The new Director of the National Ports Authority, NPA, Dr Louis Eboupeke, was in the Southwest on Thursday, October 14, for an acquaintance working visit with 17 of his collaborators, amongst them his Deputy, Pamela Ayuketa.
His visit started in Tiko and later took him to Limbe, Idenau and ended at the Deep Seaport site at Ngeme. He concluded his Southwest visit on Friday, October 15 by stopping at the National Oil Refinery, SONARA, where he visited the Refinery’s port terminal.
The Director-General and his delegation were led around by the Head of the Limbe Ports Authority, Lionel Nkem Forsi and the Regional Coordinator for the Southwest and Manager of the Limbe Ports Agency, Oben Eta.
At the Tiko Ports, the Director General was led to the newly-built warehouse structure. He visited the new and more spacious warehouse within the new structure with over 20 cars recently imported. It was meant to show the public that they can now import cars through the Tiko Ports facility. One of the workers said the cars were coming from several different countries abroad and that some do come through Cotonou in Benin.

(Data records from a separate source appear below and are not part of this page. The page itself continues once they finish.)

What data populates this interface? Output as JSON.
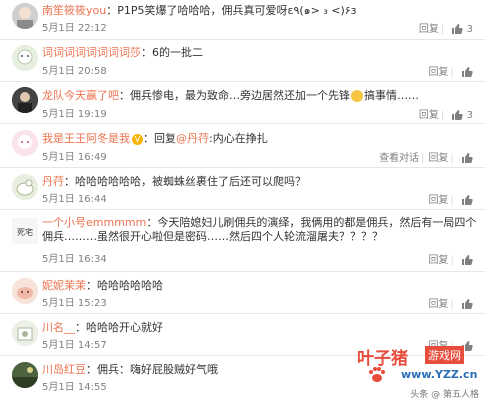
{
  "labels": {
    "reply": "回复",
    "view_conversation": "查看对话"
  },
  "comments": [
    {
      "user": "南笙筱筱you",
      "text": "P1P5笑爆了哈哈哈，佣兵真可爱呀ε٩(๑> ₃ <)۶з",
      "time": "5月1日 22:12",
      "likes": "3"
    },
    {
      "user": "词词词词词词词词莎",
      "text": "6的一批二",
      "time": "5月1日 20:58"
    },
    {
      "user": "龙队今天赢了吧",
      "text_before": "佣兵惨电，最为致命…旁边居然还加一个先锋",
      "text_after": "搞事情……",
      "time": "5月1日 19:19",
      "likes": "3"
    },
    {
      "user": "我是王王阿冬是我",
      "reply_prefix": "回复",
      "mention": "@丹荇",
      "text": "内心在挣扎",
      "time": "5月1日 16:49"
    },
    {
      "user": "丹荇",
      "text": "哈哈哈哈哈哈，被蜘蛛丝裹住了后还可以爬吗？",
      "time": "5月1日 16:44"
    },
    {
      "user": "一个小号emmmmm",
      "text": "今天陪媳妇儿刷佣兵的演绎，我俩用的都是佣兵，然后有一局四个佣兵………虽然很开心啦但是密码……然后四个人轮流溜屠夫？？？？",
      "time": "5月1日 16:34",
      "avatar_text": "死宅"
    },
    {
      "user": "妮妮茉茉",
      "text": "哈哈哈哈哈哈",
      "time": "5月1日 15:23"
    },
    {
      "user": "川名__",
      "text": "哈哈哈开心就好",
      "time": "5月1日 14:57"
    },
    {
      "user": "川岛红豆",
      "text": "佣兵：嗨好屁股贼好气哦",
      "time": "5月1日 14:55"
    }
  ],
  "watermark": {
    "name": "叶子猪",
    "badge": "游戏网",
    "url": "www.YZZ.cn"
  },
  "footer_mark": "头条 @ 第五人格"
}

But one of the main problems the Tiko Port faces is the docking section. It has got a lot of wrecked vessels that need to be removed. The authorities said the wreckages of these vessels were occupying valuable space and needed to be cleared for more landing space for ships. The authorities also complained that some military installations have been built right inside the Port’s yard. The Tiko Port shares the same space with the amphibious military unit.

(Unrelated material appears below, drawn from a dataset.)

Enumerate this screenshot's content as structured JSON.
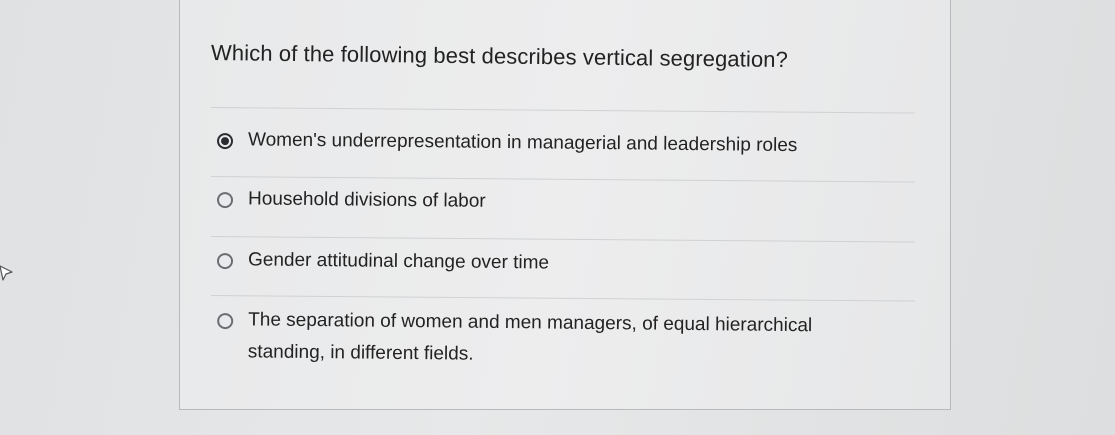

The convoy of the Director-General proceeded to Limbe where they visited the age-old Bota Ports, Limbe. This facility was built in the German colonial days and, for over 70 years, very little rehabilitation has been done. It was concluded that some rehabilitation works will have to be done, especially along the queue of the Ports where ships and other vessels come and anchor.
For the security and safety of persons and goods, the Director-General recommended that a railing be constructed along the edges of the queue to ensure proper safety of those working or operating within the queue. The queue at the Bota wharf, towards the seaward end has got no protective railings by the edges. Its absence makes it possible for an accidental fall into the sea.
At Idenau, the Port was even busier than Tiko and Limbe. In some of the Boats, workers were busy offloading goods imported from Nigeria such as plastics, slipper wears, some edibles and so on. While from Cameroon, goods for export included items such as palm oil among others.
The visit, for Thursday, ended at the Ngeme Site long earmarked for the construction of the Limbe Deep seaport. Here, it was observed that some people were already building houses on the site. In a later briefing to the press, the Southwest Regional Coordinator and Limbe Ports Agency Manager, Oben Eta, said the Director-General was given an ample explanation of all the problems plaguing the Ports there, and he promised to resolve them.